Abe, Y., Thomas, V., Sinicrope, C., & Gee, K.A. (2012). Effects of the Pacific CHILD professional development program. (NCEE 2013–4002). Washington, DC: National Center for Education Evaluation and Regional Assistance.

Borman, K.M., Cotner, B.A., Lee, R.S., Boydston, T.L., & Lanehart, R. (2009). Improving elementary science instruction and student achievement: The impact of a professional development program. Paper presented at the Second Annual Conference of the Society for Research on Educational Effectiveness, Crystal City, VA.

Borman, G.D., Gamoran, A., & Bowdon, J. (2008). A randomized trial of teacher development in elementary science: First-year achievement effects. Journal of Research on Educational Effectiveness, 1(4), 237-264.

Carpenter, T.P., Fennema, E., Peterson, P.L., Chiang, C.P., & Loef, M. (1989). Using knowledge of children's mathematics thinking in classroom teaching: An experimental study. American Educational Research Journal, 26(4), 499-531.

Foster, J.M., Toma, E.F., & Troske, S.P. (2013). Does teacher professional development improve math and science outcomes and is it cost effective? Journal of Education Finance, 38(3), 255-275.

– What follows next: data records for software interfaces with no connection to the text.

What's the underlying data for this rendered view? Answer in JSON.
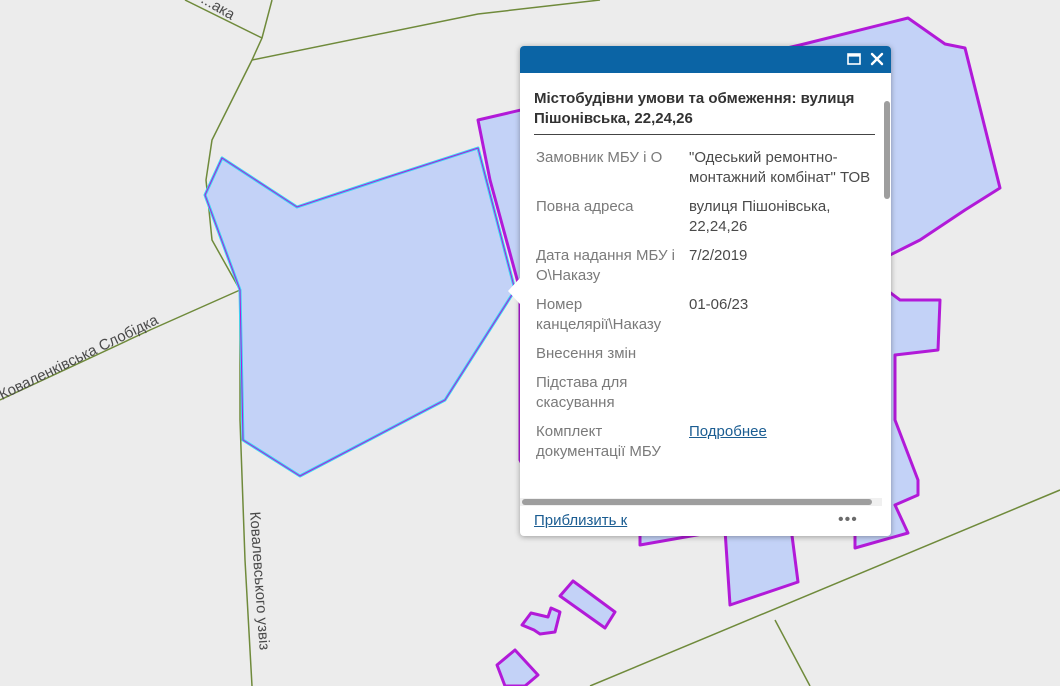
{
  "map": {
    "road_labels": [
      "Коваленківська Слобідка",
      "Ковалевського узвіз",
      "...ака"
    ],
    "colors": {
      "parcel_fill": "#c3d2f7",
      "parcel_outline": "#b21ad8",
      "selected_outline": "#3bd6f5",
      "road": "#6f8a3b",
      "background": "#ececec"
    }
  },
  "popup": {
    "header_color": "#0b64a5",
    "icons": {
      "maximize": "maximize-icon",
      "close": "close-icon"
    },
    "title": "Містобудівни умови та обмеження: вулиця Пішонівська, 22,24,26",
    "rows": [
      {
        "key": "Замовник МБУ і О",
        "value": "\"Одеський ремонтно-монтажний комбінат\" ТОВ"
      },
      {
        "key": "Повна адреса",
        "value": "вулиця Пішонівська, 22,24,26"
      },
      {
        "key": "Дата надання МБУ і О\\Наказу",
        "value": "7/2/2019"
      },
      {
        "key": "Номер канцелярії\\Наказу",
        "value": "01-06/23"
      },
      {
        "key": "Внесення змін",
        "value": ""
      },
      {
        "key": "Підстава для скасування",
        "value": ""
      },
      {
        "key": "Комплект документації МБУ",
        "link": "Подробнее"
      }
    ],
    "footer": {
      "zoom_label": "Приблизить к",
      "more_label": "•••"
    }
  }
}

Garet, M.S., Cronen, S., Eaton, M., Kurki, A., Ludwig, M., Jones, W., . . . Silverberg, M. (2008). The impact of two professional development interventions on early reading instruction and achievement. Washington, DC: National Center for Education Evaluation and Regional Assistance.

Garet, M.S., Wayne, A. J., Stancavage, F., Taylor, J., Walters, K., Song, M., . . . Warner, E. (2010). Middle school mathematics professional development impact study: Findings after the first year of implementation. Washington, DC: National Center for Education Evaluation and Regional Assistance.

Heller, J.I., Daehler, K.R., Wong, N., Shinohara, M., & Miratrix, L. W. (2012). Differential effects of three professional development models on teacher knowledge and student achievement in elementary science. Journal of Research in Science Teaching, 49(3), 333-362.

Johnson, C.C., Kahle, J.B., & Fargo, J.D. (2007). A study of the effect of sustained, whole-school professional development on student achievement in science. Journal of Research in Science Teaching, 44(6), 775-786.

McCutchen, D., Abbott, R.D., Green, L.B., Beretvas, S.N., Cox, S., Potter, N.S., . . . Gray, A.L. (2002). Beginning literacy: Links among teacher knowledge, teacher practice, and student learning. Journal of Learning Disabilities, 35(1), 69-86.

Santagata, R., Kersting, N., Givvin, K. B., & Stigler, J.W. (2011). Problem implementation as a lever for change: An experimental study of the effects of a professional development program on students' mathematics learning. Journal of Research on Educational Effectiveness, 4(1), 1-24.

Saxe, G., Gearhart, M., & Nasir, N. (2001). Enhancing students' understanding of mathematics: A study of three contrasting approaches to professional support. Journal of Mathematics Teacher Education, 4(1), 55-79.